The 'Greening' of Streaming: Is LESS Really More?

(Image credit: Getty)

When it comes to video quality and energy use, the answer to this paradox may actually be yes.

Meet Dom Robinson, founder of the Greening of Streaming organization. Robinson has an important message for the television and video streaming industry—even if on the surface it seems paradoxical. When it comes to video quality LESS is more.


Dom Robinson (Image credit: GS)

Robinson is proposing something he calls the LESS Accord, or “Low Energy Sustainable Streaming Accord.” He envisions a broad industry agreement that one day asks more of video quality than the traditional benchmarks associated with the art and science of encoding. 

“We’re starting a really taboo discussion,” he says. “We’re asking the industry, ‘Is there a minimum viable default quality that we can target?’”

In early February, Robinson took an initial public step at an IBC Accelerator Kickstart, seeking input from engineers and others on a project that in essence would upset the applecart that’s carried the industry for more than a half century.

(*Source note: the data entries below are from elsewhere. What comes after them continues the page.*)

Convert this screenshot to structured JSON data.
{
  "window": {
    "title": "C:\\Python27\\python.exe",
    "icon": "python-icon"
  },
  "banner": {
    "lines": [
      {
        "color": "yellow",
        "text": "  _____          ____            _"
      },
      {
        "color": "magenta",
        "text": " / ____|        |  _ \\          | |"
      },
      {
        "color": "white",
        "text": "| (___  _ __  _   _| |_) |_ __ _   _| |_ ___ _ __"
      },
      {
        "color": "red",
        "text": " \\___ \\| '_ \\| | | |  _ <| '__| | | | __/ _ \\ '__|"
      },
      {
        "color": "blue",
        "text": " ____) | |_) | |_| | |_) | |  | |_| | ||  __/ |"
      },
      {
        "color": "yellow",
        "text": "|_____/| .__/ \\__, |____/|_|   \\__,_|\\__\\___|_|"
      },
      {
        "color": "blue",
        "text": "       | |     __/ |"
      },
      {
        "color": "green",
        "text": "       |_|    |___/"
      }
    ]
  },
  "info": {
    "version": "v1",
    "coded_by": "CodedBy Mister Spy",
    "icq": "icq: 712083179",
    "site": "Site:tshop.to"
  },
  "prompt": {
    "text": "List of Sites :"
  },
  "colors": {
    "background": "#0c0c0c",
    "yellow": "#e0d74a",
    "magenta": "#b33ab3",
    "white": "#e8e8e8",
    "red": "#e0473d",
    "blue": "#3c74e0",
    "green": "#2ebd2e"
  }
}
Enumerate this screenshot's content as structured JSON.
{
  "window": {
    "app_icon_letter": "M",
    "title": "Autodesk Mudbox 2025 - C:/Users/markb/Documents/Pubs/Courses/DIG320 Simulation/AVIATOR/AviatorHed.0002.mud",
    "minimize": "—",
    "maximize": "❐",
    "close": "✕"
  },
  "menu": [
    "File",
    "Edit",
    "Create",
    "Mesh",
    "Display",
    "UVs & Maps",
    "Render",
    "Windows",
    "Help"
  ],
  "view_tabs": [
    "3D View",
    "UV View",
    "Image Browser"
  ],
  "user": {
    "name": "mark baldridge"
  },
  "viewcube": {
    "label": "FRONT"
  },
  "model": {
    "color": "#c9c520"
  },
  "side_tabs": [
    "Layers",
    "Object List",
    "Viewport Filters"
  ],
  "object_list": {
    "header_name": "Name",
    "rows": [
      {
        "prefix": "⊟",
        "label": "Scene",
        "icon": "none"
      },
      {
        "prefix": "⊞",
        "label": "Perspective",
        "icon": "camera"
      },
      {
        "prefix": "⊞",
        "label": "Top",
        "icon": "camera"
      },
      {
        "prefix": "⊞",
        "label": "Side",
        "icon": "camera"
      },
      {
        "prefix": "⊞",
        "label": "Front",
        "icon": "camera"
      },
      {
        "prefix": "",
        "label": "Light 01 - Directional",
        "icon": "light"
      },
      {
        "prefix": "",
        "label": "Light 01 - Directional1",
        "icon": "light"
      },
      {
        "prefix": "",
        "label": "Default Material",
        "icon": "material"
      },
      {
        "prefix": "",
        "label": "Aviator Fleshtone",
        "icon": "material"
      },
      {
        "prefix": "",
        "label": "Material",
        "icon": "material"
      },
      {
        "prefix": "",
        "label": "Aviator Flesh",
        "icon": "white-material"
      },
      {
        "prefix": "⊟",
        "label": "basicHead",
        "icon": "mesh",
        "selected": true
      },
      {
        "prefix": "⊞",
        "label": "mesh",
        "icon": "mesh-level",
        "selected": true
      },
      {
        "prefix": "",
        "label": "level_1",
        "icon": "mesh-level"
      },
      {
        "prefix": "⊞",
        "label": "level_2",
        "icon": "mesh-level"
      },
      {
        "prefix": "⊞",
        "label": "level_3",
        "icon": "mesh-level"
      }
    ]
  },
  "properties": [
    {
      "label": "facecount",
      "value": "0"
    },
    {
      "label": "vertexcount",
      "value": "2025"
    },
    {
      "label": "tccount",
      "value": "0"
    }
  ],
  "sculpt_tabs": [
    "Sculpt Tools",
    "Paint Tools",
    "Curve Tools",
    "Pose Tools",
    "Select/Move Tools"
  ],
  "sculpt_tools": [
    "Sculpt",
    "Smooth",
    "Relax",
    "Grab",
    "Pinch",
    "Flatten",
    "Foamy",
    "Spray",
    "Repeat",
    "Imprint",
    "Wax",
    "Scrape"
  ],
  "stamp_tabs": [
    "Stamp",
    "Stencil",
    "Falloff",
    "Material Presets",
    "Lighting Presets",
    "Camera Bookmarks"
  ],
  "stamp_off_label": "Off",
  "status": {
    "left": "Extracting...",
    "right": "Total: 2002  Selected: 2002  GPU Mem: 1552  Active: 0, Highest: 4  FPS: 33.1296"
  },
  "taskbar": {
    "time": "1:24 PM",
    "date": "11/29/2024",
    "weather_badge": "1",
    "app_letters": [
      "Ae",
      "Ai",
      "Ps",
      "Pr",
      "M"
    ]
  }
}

“We've got an industry in telecoms and broadcast that chases the case, chases the megabits, chases the pixel ratios, chases the color density, [chases] all of these things,” he says. “We’re at a point where you need to run a computer that can give you a VMAF [Video Multimethod Assessment Fusion] score to understand what quality you’re getting. It’s beyond anything the consumer gets value from, and the problem is some of these incremental jumps are making huge energy differences.”

For example, using a simple handheld meter purchased on Amazon, Robinson found his 70-inch TCL television consumes between 75W and 85W when using the built-in DSP to watch a stream or broadcast. But when HDR content is decoded, that energy consumption jumps to 135W because the DSP doesn’t support HDR decoding. Rather, the set must rely on software and the built-in CPU to get the job done, he says.

Multiply the additional 50W by the millions upon millions of TV sets in use at any given time, and the potential additional strain HDR could place on the power grid becomes a bit clearer—and HDR is only one of many examples, he says.

Robinson is looking for input from all stakeholders on defining a minimum viable default quality—the exact opposite of the decades-long orientation of the broadcast industry, which can be summed up as a long march to ever greater quality.

The idea behind the LESS Accord addresses how energy efficiency might be added into the mix when determining what video quality is displayed. By default, the display may operate at a minimum –i.e. more energy efficient—quality but give viewers a way to demand the highest quality on demand. 

“If I have a crowd of people coming in [to a sports bar] who want to watch a sporting event, I press a gold button, not a green button, and it jumps that stream up to delivering that UHD, HDR, 120-frame-per-second experience,” he says.

Before broadcasters dismiss this, asking ‘What does this have to do with me?’ remember our industry is well down the path to nationwide deployment of an IP-based NextGen TV standard that’s both over-the-air and streamed. Seems to me like reason enough to get involved with Robinson’s efforts.

Phil Kurz

Phil Kurz is a contributing editor to TV Tech. He has written about TV and video technology for more than 30 years and served as editor of three leading industry magazines. He earned a Bachelor of Journalism and a Master’s Degree in Journalism from the University of Missouri-Columbia School of Journalism.